Ever read a book you basically wanted to dislike for various reasons yet still you like it, and you like it a lot? Watership Down by Richard Adams is one of those books, for me. It should seem cheesy and all rabbity and odd, but it’s endearing and compelling instead.
I suppose it depends on how you view the story. As a sweet tale a father started telling his children on car rides or an allegory about corporate persecution, domination of the vulnerable, logic and sentiment at war and so much more.
If viewed as the latter I wonder who would be most disturbed by a freedom so longed for, snatched away, the children or the parents? Both can understand, but children still have the hope of that freedom, while adults realize it is more illusionary.

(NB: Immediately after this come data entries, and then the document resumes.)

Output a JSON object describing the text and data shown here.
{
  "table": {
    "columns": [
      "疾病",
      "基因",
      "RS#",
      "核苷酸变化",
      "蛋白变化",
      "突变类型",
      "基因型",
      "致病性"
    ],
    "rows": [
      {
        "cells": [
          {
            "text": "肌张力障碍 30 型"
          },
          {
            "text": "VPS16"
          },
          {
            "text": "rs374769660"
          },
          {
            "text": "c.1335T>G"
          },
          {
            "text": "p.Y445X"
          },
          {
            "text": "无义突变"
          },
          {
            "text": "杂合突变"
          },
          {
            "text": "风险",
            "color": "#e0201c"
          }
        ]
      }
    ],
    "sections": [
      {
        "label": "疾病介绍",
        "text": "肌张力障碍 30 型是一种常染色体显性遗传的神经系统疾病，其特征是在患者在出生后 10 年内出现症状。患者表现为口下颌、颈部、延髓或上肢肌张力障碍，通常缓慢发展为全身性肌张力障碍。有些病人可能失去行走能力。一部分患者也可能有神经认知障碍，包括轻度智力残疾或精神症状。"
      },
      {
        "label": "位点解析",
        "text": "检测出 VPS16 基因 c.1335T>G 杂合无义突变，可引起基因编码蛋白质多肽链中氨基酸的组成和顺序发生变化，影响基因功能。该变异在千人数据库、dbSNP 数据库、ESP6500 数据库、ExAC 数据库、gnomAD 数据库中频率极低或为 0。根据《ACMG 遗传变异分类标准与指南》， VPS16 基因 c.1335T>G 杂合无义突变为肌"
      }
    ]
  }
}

Depending on the level you choose to read or believe, perhaps a challenging read, but worth it. Very strange, but there it is.
Watership Down has been adapted to film, TV, theatre, games, and has inspired songs, album titles, references, and parodies, it’s become a cult classic. Why? I’m sure there are various reasons.
Perhaps because the 1970s were a time of change where people were exploring massive social, political, and economic shifts. Using anthropomorphic depictions of animals lets us examine human issues, problems, flaws, transformations, strife, horror, etc. through nonhuman images in a sort of Safe Mode.
It’s a lot like Mrs. Frisby and the Rats of NIMH (by Robert C. O’Brien, later made into The Secret of NIMH) which published just a year before, similar ideas and visions. But maybe we’re reading too much into WD, sometimes a rabbit is just a rabbit.
I wonder…40 years from now what literature will represent our times, to last the test of time, if any? Maybe just an app or chip or a memory. Hopefully all is not Lost.